It takes a curious mind and a well-trained eye to become a genuine member of the green economy and to successfully repurpose raw or salvaged materials in a way that gives them new life.
Fortunately for Christchurch's architectural scene, Pippin Wright-Stow of F3 Design has both qualities in equal and generous measure, and they have certainly paid dividends in his projects. Wright-Stow's recent national accolade in the 2017 ADNZ | Resene Architectural Design Awards is testament to that.
The recipient of the Residential Compact New Home - up to 150m² Architectural Design Award sponsored by the Ministry of Business Innovation and Employment, Wright-Stow took a modest footprint on a steep, sloping site in Lyttelton and created a home for his family with a charming, characterful personality at its heart.
The sustainability centric abode takes full advantage of its unique location, pushed as far forward onto the site as possible to maximise its solar gains for the concrete floors while making extra space for landscaping and creating a seamless flow between habitat and environment.
Hailing from a sculpture and printmaking background, and with innovation running through his DNA, it's no wonder that Wright-Stow's work demonstrates a strong affection for eclectic design and favours re-purposed materials that stoke the imagination.
His award-winning design, aptly titled 'Lyttelton Landing', refreshingly and compellingly contradicts the notion that space affords more opportunity for creative play.

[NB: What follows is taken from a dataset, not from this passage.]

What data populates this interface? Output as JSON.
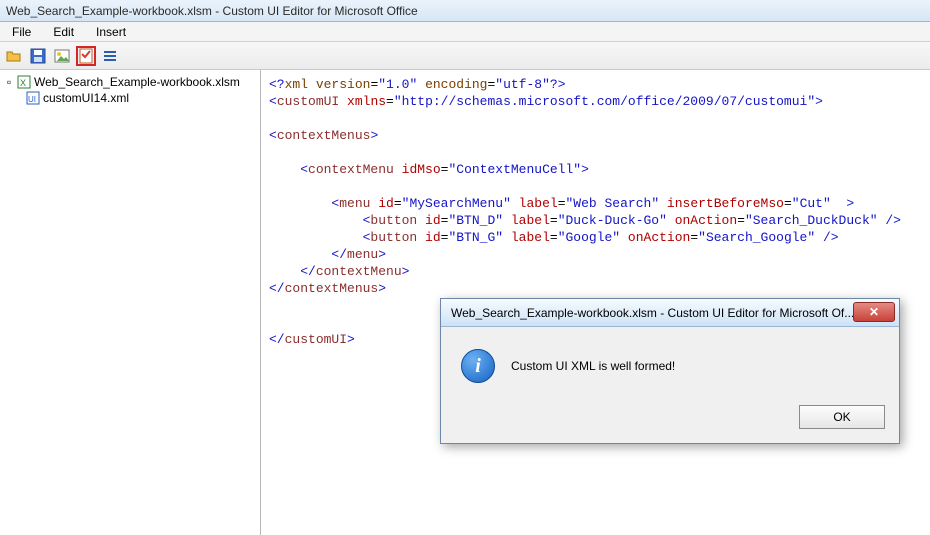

The joy and pride taken in its creation is palpable - from its cleverly designed concrete foundations and sculptural tree shaped posts that see the house seemingly floating about the land, through to the flow of the layout.
Deceptively spacious, the 66m² main dwelling area benefits from high ceilings reaching up to the heavens, and full-height wooden doors and windows that capture sun and offer impressive views. Eight structural steel boxes make up this main dwelling built from structural cross-laminated timber panels that bolt into a steel frame. This flexible construction method speaks to the transitional architecture witnessed in Christchurch post-earthquake, and minimal wastage was achieved by ordering materials to size.

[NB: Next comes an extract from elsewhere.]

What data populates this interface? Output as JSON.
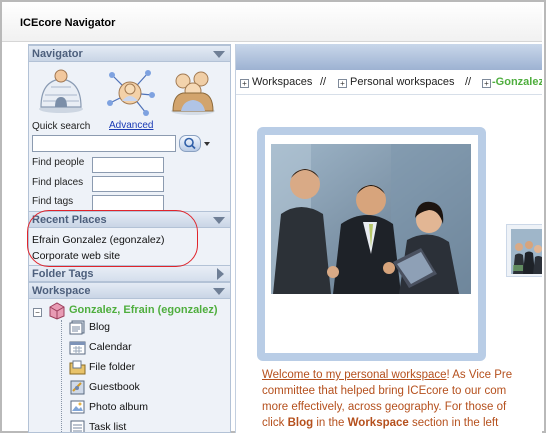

The interior is an inspiring juxtaposition of recycled and custom-made fittings, and exposes the strong, repetitive lines of the steel boxes along the walls, ceilings and floors.
The vision behind the project is best summed up by the judges who said: "This project pulls together an eclectic range of reclaimed materials that gesture to its place in time and space. It is held together by a rigorous organisational principle that is reflected in the structure. The result is a building that offers a real vitality to its site and to its occupants.

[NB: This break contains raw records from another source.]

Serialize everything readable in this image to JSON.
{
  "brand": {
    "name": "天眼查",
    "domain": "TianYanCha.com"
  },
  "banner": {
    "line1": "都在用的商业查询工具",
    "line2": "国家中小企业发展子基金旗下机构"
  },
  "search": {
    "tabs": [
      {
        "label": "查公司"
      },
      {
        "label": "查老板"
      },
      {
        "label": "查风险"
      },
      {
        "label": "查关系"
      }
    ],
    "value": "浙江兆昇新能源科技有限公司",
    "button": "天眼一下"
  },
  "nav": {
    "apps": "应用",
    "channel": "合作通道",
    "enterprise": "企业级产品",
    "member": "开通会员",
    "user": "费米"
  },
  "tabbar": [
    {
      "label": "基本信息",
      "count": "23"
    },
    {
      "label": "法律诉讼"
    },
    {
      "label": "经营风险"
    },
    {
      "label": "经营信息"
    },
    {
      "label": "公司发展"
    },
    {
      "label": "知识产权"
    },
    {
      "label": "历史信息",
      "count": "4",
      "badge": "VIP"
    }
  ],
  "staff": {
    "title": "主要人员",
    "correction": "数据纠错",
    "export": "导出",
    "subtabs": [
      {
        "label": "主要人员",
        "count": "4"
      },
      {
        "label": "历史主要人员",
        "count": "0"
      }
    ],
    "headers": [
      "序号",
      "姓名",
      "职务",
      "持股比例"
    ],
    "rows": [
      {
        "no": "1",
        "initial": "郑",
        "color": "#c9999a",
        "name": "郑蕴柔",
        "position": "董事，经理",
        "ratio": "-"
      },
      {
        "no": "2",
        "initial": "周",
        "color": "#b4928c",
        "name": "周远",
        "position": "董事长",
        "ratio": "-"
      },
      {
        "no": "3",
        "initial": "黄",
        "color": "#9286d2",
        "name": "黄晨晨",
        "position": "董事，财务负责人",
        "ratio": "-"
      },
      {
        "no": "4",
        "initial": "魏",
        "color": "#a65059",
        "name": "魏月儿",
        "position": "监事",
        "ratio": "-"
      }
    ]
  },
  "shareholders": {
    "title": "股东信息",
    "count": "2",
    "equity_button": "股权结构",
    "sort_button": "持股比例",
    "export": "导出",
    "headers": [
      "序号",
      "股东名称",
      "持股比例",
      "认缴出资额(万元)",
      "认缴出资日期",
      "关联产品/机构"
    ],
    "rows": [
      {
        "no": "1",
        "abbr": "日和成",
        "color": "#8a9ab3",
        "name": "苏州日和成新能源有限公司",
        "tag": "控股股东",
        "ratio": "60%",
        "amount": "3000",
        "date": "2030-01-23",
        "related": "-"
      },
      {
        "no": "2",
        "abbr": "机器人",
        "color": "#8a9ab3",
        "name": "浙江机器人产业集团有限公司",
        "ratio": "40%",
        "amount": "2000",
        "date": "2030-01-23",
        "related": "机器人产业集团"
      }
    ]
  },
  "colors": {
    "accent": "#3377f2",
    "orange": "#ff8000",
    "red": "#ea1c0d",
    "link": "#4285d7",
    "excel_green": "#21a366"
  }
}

"The house feels simultaneously old and new - the materials mostly come with a patina of age, somehow together offering an authenticity that is often sought and seldom found."